Numerous Pocklingtonians first took to the roads around the town on their penny farthing machine (first invented in 1870), but cycling really took off after the first 'safety cycle' (with two equal sized wheels and remarkably similar to today's machines) was produced in 1885.
The cycling craze saw many townsfolk quickly acquire bicycles of variable condition, and the more serious cyclists formed Pocklington Cycling Club in 1892. The Cycling Club was soon organizing weekly pleasure rides (both on evenings around local villages and at weekends to places as far away as Bridlington) and competitions and time trials. The time trial between Market Weighton railway bridge and the West Green crossing gates at Pocklington was the most prized record, while the more popular competitions included high climbs up Kilnwick and Garrowby Hills, and then free-wheeling competitions back down again. The club also ran notable socials events such as annual balls and summer galas. Cycle races (usually over one and two miles) were also as popular as running races at the turn of the century at local village feasts and major Pocklington shows and sports.
Pocklington also had its own champion cyclist. George Herbert Stancer was born in Pocklington in 1878 and grew up in the town where his father owned and edited the local newspaper 'The Pocklington Weekly News' in Waterloo Buildings. He became a proficient cyclist at an early age and at 14 was contributing cycling articles to his father's newspaper. He became a British record holder tricyclist in the 1890s, and also later broke the London to Brighton tandem record. He went on to be one of the country's top cycling journalists and administrators and was made an OBE for services to the sport.
Cycling also caused significant traffic problems in and around Pocklington and the newspaper often carried latters and reports of irresponsible and dangerous cyclists and the accidents they caused.
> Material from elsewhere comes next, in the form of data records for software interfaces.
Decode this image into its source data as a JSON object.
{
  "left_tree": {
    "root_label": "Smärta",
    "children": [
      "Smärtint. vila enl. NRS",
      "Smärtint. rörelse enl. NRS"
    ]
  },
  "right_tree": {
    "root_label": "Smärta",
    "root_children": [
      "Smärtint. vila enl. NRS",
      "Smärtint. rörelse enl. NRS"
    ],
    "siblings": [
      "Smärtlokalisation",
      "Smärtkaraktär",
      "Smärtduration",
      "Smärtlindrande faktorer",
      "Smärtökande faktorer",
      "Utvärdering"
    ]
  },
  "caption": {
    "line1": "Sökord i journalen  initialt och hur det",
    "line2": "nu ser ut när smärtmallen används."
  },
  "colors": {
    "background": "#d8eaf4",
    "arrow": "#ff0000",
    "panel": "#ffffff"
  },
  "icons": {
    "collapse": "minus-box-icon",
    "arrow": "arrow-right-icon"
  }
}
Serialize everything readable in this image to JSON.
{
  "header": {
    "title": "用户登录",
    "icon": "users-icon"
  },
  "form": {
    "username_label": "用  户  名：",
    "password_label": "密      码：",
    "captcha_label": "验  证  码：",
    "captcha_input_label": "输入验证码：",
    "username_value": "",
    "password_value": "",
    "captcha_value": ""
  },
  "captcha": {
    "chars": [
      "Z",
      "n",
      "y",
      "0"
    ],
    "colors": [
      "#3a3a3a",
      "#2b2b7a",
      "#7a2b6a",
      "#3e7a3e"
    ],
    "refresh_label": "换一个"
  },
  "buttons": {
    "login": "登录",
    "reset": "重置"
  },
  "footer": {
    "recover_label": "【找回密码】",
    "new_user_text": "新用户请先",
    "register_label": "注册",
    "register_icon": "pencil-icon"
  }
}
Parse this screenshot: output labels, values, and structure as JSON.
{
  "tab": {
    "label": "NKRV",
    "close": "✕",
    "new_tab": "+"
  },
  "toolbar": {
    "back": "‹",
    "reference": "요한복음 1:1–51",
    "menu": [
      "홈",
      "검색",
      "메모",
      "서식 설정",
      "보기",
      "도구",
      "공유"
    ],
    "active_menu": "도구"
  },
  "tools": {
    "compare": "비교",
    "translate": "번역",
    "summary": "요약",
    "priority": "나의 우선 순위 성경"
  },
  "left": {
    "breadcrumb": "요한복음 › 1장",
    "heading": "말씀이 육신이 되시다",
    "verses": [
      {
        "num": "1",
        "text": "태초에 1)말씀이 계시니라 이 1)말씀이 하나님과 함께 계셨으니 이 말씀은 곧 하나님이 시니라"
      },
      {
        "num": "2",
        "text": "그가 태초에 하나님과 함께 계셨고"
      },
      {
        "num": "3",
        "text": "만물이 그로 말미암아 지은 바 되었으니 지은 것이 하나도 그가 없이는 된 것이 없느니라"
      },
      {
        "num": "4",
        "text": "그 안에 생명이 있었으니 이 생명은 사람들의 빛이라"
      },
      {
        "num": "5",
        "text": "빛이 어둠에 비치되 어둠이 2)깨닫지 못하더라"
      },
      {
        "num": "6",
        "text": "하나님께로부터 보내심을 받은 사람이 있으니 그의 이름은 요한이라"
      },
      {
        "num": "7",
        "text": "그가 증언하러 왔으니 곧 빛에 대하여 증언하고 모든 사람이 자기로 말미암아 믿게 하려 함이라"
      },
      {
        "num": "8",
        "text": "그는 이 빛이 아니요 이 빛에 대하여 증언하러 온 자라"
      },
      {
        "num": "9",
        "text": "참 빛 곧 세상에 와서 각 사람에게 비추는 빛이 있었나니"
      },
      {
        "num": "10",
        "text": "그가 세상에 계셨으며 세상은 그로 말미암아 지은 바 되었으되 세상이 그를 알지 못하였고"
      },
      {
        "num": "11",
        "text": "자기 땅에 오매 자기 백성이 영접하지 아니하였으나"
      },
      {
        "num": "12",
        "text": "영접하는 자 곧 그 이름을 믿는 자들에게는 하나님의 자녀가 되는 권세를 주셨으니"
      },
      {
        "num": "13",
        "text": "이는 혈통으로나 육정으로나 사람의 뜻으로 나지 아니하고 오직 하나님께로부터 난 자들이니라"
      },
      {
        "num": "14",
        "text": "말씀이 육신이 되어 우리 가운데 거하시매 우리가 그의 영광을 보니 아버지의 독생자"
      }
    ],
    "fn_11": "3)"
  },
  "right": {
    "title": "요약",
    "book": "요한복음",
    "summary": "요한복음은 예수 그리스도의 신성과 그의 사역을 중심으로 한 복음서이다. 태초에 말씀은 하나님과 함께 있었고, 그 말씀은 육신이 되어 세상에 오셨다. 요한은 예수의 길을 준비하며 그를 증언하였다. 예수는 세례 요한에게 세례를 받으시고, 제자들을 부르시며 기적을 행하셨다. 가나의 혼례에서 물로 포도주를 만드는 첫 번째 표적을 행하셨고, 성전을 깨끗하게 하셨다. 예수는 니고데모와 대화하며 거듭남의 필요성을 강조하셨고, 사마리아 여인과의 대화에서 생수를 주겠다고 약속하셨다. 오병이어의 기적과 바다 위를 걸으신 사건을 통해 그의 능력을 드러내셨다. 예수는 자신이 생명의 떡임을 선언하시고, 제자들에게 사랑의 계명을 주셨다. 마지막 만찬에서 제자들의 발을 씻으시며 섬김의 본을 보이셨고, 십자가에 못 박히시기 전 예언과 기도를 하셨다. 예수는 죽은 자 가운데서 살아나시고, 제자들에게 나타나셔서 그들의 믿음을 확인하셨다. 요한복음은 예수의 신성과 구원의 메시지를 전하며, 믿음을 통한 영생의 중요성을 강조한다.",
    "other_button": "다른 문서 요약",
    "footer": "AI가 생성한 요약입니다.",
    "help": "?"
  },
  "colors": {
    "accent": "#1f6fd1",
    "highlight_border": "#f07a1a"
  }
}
Nevertheless its popularity never waned and in the early 1900s there were no fewer than six Pocklington businesses selling and/or manufacturing bicycles
. The cycling club held a Comic Cricket match
in September 1905.